• **What is expected**: Reprint all records below exactly. No images.

• **Input data**:
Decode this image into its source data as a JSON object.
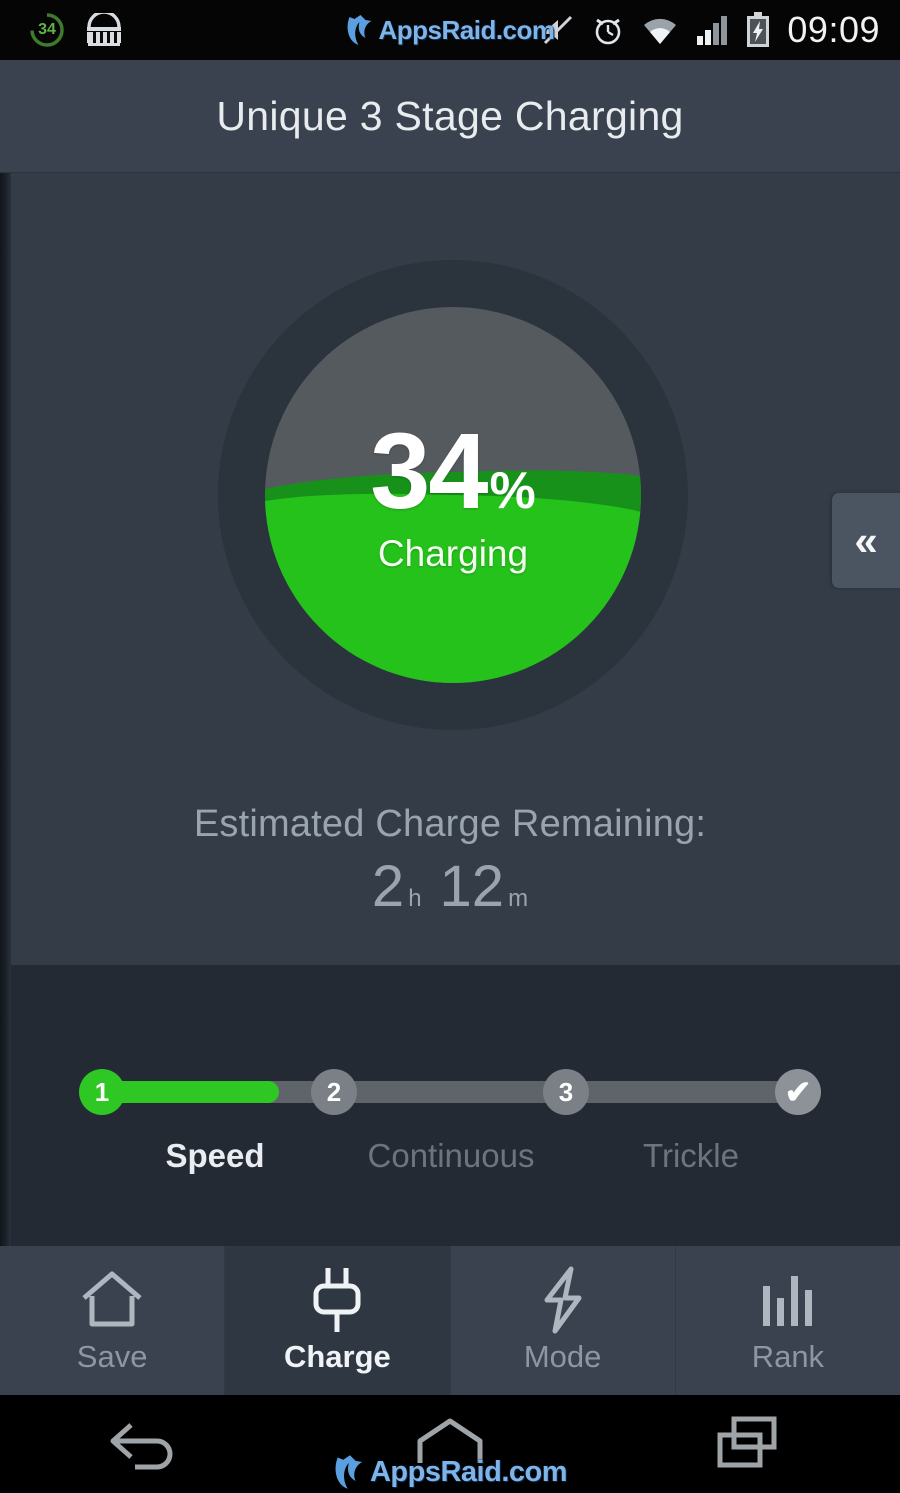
{
  "statusbar": {
    "battery_level_badge": "34",
    "clock": "09:09",
    "icons_left": [
      "battery-percent-ring-icon",
      "basket-icon"
    ],
    "icons_right": [
      "mute-icon",
      "alarm-icon",
      "wifi-icon",
      "signal-icon",
      "battery-charging-icon"
    ],
    "watermark": "AppsRaid.com"
  },
  "header": {
    "title": "Unique 3 Stage Charging"
  },
  "side_tab": {
    "glyph": "«"
  },
  "gauge": {
    "percent": "34",
    "percent_symbol": "%",
    "status": "Charging",
    "fill_level_pct": 34,
    "colors": {
      "ring": "#2b333d",
      "inner": "#555a5e",
      "wave_front": "#25c21b",
      "wave_back": "#17911a"
    }
  },
  "estimate": {
    "label": "Estimated Charge Remaining:",
    "hours": "2",
    "hours_unit": "h",
    "minutes": "12",
    "minutes_unit": "m"
  },
  "stages": {
    "nodes": [
      {
        "badge": "1",
        "state": "active"
      },
      {
        "badge": "2",
        "state": "pending"
      },
      {
        "badge": "3",
        "state": "pending"
      },
      {
        "badge": "✔",
        "state": "done"
      }
    ],
    "labels": [
      {
        "text": "Speed",
        "active": true
      },
      {
        "text": "Continuous",
        "active": false
      },
      {
        "text": "Trickle",
        "active": false
      }
    ],
    "progress_pct": 22,
    "accent": "#2fc723"
  },
  "bottom_nav": [
    {
      "label": "Save",
      "icon": "home-icon",
      "active": false
    },
    {
      "label": "Charge",
      "icon": "plug-icon",
      "active": true
    },
    {
      "label": "Mode",
      "icon": "lightning-icon",
      "active": false
    },
    {
      "label": "Rank",
      "icon": "bar-chart-icon",
      "active": false
    }
  ],
  "android_nav": {
    "buttons": [
      "back-icon",
      "home-icon",
      "recents-icon"
    ],
    "watermark": "AppsRaid.com"
  }
}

• **Answer to the exercise**:
Decode this image into its source data as a JSON object.
{
  "statusbar": {
    "battery_level_badge": "34",
    "clock": "09:09",
    "icons_left": [
      "battery-percent-ring-icon",
      "basket-icon"
    ],
    "icons_right": [
      "mute-icon",
      "alarm-icon",
      "wifi-icon",
      "signal-icon",
      "battery-charging-icon"
    ],
    "watermark": "AppsRaid.com"
  },
  "header": {
    "title": "Unique 3 Stage Charging"
  },
  "side_tab": {
    "glyph": "«"
  },
  "gauge": {
    "percent": "34",
    "percent_symbol": "%",
    "status": "Charging",
    "fill_level_pct": 34,
    "colors": {
      "ring": "#2b333d",
      "inner": "#555a5e",
      "wave_front": "#25c21b",
      "wave_back": "#17911a"
    }
  },
  "estimate": {
    "label": "Estimated Charge Remaining:",
    "hours": "2",
    "hours_unit": "h",
    "minutes": "12",
    "minutes_unit": "m"
  },
  "stages": {
    "nodes": [
      {
        "badge": "1",
        "state": "active"
      },
      {
        "badge": "2",
        "state": "pending"
      },
      {
        "badge": "3",
        "state": "pending"
      },
      {
        "badge": "✔",
        "state": "done"
      }
    ],
    "labels": [
      {
        "text": "Speed",
        "active": true
      },
      {
        "text": "Continuous",
        "active": false
      },
      {
        "text": "Trickle",
        "active": false
      }
    ],
    "progress_pct": 22,
    "accent": "#2fc723"
  },
  "bottom_nav": [
    {
      "label": "Save",
      "icon": "home-icon",
      "active": false
    },
    {
      "label": "Charge",
      "icon": "plug-icon",
      "active": true
    },
    {
      "label": "Mode",
      "icon": "lightning-icon",
      "active": false
    },
    {
      "label": "Rank",
      "icon": "bar-chart-icon",
      "active": false
    }
  ],
  "android_nav": {
    "buttons": [
      "back-icon",
      "home-icon",
      "recents-icon"
    ],
    "watermark": "AppsRaid.com"
  }
}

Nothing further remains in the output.